What items say about their owners
items contain a wealth of details about our lives. Items
saved for many years suggest strong attachments - not
always in a happy sense - to the items and perhaps to
the place and time the items bring to mind. For this
activity, students examine an image of a personal item
and interpret its use and meaning to its current and
the ability to examine history from the perspectives
of the participants (SS Benchmark I-D Performance
Describe primary and secondary sources and their uses
in research (SS Benchmark I-D; 9-12:3).
Examine an item from the collection
Evaluate the details of that item for historical clues
about the item's use and its owner
a vision of everyday life in prison camps from the
items POWs brought home
packet from Curriculum Resources, First Impression
National Archives (www.archives.gov/)
Library of Congress American Memory Project (http://memory.loc.gov/)
Reading Items worksheet, one for each group of students
(2-4 students per group).
Select a personal item from Battle for Bataan
Artifacts to demonstrate exercise (use the personal
items artifacts from the First Impressions lesson).
Display demonstration photograph via overhead projector

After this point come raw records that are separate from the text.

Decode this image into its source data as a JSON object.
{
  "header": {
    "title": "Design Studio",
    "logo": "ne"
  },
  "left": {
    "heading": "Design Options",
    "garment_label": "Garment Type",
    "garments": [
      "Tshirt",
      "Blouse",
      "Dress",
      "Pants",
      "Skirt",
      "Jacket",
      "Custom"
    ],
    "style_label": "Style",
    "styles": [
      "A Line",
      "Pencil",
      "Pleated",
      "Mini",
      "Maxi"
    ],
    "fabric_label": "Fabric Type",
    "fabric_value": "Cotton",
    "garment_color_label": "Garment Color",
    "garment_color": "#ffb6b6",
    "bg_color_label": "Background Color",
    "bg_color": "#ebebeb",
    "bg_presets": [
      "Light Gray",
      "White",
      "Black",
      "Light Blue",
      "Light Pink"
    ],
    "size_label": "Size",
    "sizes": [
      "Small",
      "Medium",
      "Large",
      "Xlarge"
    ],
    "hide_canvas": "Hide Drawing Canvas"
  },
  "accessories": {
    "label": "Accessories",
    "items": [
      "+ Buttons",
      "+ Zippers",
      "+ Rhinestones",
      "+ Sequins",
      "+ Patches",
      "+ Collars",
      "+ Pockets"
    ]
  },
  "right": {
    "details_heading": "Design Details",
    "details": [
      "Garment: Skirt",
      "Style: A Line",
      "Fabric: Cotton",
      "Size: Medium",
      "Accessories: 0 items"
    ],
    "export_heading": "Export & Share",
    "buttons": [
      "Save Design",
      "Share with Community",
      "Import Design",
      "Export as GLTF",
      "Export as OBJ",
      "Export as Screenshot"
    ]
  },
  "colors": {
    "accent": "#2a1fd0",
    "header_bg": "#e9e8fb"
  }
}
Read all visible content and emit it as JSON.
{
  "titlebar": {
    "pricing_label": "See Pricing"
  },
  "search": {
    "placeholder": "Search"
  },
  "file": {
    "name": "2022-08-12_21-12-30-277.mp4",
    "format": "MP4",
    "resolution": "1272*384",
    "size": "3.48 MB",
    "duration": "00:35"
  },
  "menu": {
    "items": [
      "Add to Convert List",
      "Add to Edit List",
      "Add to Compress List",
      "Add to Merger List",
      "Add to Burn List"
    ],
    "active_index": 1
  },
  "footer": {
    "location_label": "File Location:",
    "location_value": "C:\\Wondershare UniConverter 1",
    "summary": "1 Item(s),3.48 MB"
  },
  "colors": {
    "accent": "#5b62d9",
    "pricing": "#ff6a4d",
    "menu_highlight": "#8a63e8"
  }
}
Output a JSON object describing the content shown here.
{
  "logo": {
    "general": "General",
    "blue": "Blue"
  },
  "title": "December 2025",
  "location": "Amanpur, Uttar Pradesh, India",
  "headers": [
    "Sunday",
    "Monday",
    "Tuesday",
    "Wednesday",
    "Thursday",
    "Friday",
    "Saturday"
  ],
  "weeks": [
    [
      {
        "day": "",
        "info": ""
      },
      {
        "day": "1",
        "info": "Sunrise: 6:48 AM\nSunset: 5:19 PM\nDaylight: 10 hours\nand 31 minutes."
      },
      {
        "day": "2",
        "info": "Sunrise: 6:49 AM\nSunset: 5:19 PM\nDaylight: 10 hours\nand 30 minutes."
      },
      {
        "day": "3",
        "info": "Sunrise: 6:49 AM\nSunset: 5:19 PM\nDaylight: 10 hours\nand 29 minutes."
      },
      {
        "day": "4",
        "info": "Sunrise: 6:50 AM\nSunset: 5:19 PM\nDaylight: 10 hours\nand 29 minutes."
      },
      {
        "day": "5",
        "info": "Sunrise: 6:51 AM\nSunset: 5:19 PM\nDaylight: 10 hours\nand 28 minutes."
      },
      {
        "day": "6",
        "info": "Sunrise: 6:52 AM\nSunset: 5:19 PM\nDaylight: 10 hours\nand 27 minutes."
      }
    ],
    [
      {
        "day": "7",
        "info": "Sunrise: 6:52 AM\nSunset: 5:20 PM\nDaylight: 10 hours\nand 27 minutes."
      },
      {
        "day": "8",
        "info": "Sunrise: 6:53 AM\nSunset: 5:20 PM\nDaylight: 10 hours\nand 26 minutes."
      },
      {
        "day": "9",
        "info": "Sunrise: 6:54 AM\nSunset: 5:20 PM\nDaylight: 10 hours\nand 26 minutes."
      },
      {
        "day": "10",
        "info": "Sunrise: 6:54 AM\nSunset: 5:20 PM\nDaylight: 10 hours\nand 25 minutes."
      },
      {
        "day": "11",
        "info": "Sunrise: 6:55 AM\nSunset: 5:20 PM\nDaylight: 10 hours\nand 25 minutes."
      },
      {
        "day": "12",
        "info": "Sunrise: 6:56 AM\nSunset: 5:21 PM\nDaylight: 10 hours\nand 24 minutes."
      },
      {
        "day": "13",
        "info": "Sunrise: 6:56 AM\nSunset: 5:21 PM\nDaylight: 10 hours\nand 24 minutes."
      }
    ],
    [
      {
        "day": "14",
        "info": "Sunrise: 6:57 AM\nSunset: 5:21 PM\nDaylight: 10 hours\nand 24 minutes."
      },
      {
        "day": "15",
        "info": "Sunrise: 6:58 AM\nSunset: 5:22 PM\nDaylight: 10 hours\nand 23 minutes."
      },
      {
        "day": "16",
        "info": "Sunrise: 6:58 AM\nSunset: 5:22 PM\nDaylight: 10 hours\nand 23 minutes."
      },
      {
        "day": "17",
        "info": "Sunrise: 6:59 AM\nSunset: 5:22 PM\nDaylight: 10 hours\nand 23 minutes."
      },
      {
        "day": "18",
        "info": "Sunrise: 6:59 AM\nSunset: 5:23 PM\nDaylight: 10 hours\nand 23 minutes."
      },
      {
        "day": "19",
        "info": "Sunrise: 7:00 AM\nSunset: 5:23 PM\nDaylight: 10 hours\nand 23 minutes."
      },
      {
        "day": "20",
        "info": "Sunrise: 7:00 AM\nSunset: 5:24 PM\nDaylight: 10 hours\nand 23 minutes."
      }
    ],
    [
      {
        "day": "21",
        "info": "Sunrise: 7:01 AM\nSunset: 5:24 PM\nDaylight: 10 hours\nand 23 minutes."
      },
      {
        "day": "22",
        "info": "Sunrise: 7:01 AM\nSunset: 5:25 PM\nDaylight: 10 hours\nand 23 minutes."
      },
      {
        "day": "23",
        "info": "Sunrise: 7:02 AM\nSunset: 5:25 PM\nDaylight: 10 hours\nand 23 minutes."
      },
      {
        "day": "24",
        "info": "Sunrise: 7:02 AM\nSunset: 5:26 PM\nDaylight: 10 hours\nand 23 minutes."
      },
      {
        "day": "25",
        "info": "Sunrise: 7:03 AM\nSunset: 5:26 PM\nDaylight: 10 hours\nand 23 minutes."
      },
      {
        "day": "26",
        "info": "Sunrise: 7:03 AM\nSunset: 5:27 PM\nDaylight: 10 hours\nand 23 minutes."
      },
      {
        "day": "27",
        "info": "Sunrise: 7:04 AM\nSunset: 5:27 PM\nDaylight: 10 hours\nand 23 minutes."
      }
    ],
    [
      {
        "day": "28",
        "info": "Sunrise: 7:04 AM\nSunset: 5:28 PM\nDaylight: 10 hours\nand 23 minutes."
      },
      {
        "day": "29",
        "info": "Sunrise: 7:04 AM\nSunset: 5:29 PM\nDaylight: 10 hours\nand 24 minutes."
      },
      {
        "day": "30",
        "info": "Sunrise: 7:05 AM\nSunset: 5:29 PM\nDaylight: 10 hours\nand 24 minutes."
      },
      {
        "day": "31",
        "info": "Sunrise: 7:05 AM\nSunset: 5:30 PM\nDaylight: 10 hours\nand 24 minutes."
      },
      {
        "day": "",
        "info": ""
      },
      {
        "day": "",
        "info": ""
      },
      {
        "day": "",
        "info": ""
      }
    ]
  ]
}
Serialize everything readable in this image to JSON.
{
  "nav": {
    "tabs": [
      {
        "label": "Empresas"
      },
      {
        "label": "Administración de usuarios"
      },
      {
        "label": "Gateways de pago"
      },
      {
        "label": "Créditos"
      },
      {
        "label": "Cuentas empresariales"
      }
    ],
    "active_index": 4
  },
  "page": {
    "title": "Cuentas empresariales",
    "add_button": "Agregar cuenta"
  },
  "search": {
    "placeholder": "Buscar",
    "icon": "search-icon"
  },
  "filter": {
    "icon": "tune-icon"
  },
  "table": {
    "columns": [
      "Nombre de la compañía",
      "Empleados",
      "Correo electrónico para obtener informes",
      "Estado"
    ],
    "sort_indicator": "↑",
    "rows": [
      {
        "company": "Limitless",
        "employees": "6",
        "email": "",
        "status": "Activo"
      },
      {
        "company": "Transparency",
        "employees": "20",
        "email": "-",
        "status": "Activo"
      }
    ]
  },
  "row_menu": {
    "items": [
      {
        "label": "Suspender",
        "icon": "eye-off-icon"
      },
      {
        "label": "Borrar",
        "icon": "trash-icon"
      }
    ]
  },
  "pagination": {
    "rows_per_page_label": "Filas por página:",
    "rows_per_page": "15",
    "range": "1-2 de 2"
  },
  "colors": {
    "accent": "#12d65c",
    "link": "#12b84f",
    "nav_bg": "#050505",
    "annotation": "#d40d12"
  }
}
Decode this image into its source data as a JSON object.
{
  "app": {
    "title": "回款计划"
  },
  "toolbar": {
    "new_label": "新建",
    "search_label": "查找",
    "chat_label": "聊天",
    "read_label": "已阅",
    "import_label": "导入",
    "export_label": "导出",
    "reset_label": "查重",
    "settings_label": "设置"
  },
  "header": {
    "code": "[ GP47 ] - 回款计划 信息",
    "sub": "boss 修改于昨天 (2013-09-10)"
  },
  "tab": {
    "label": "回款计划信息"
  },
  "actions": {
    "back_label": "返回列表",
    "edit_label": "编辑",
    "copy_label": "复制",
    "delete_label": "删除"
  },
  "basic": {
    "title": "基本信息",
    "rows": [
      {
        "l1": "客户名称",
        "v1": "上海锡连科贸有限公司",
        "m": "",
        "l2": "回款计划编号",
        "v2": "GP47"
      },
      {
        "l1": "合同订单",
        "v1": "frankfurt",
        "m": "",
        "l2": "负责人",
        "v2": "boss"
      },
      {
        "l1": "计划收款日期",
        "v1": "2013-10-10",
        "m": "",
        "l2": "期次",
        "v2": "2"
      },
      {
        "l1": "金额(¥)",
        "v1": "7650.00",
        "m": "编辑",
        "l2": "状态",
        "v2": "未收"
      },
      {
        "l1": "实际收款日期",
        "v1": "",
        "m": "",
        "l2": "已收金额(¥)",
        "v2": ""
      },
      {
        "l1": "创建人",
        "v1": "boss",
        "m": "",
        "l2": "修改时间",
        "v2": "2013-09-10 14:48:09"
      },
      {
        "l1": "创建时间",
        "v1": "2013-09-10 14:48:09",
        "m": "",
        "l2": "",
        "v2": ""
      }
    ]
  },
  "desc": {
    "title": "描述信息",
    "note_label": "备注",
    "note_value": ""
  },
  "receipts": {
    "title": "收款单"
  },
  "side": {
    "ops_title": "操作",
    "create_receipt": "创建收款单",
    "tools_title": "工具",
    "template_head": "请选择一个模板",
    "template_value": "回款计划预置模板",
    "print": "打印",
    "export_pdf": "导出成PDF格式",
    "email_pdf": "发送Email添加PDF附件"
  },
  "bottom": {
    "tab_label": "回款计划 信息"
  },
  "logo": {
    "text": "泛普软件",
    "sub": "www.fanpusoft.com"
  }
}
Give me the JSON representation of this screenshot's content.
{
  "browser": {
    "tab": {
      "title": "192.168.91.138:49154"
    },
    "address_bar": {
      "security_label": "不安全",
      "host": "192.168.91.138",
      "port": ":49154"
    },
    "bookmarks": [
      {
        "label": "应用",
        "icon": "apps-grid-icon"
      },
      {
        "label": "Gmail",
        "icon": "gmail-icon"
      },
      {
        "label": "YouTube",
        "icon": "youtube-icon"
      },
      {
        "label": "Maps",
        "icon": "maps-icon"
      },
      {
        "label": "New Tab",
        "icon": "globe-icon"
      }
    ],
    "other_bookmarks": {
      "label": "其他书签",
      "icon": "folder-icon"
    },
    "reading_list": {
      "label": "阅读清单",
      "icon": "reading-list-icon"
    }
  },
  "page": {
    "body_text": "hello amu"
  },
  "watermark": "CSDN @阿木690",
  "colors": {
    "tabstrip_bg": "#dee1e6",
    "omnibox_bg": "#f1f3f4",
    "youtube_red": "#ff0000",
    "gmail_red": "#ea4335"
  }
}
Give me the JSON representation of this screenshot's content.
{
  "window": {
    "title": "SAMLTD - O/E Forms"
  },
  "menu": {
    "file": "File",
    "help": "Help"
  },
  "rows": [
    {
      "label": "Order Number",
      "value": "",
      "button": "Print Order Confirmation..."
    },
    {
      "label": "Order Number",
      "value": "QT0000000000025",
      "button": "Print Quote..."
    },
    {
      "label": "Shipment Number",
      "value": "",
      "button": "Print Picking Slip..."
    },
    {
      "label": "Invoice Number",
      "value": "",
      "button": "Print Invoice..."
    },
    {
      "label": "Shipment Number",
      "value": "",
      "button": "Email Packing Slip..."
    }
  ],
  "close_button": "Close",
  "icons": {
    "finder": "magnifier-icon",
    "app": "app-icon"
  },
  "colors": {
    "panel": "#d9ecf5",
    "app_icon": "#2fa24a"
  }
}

or other projection method. Model how to complete
the worksheet, facilitating responses from students.
Divide students into groups and distribute worksheets.
Have students examine an item and describe the story
it tells by completing the first impressions and second
look portion of the worksheet.
Students look for details that suggest aspects of
life as a POW. (Details section of the worksheet).
Students present their conclusions about their items
to the class. Discuss if the pictures of POW life
are consistent from the items examined.
will be assessed with the group
Invite each group to present their inferred
facts and discuss how these deductions led to an understanding
of the life of a Prisoner of War (POW). Discuss as a
class how much of these inferred facts are historically
perspective. Conduct an imaginary interview
with the original owner of the artifact. Ask the owner:
How the object was used? What can you tell us about
the wear marks on the item? Or why aren't there any
wear marks? Why did he or she save the item? Does it
seem peculiar that it was saved for so many years? Use
these answers to create a label for a museum display.
What represents you? Write about an
object you own or use that most represents you. What
would this object tell people 60 or 70 years from now
about your life? How would this represent your values
and your community?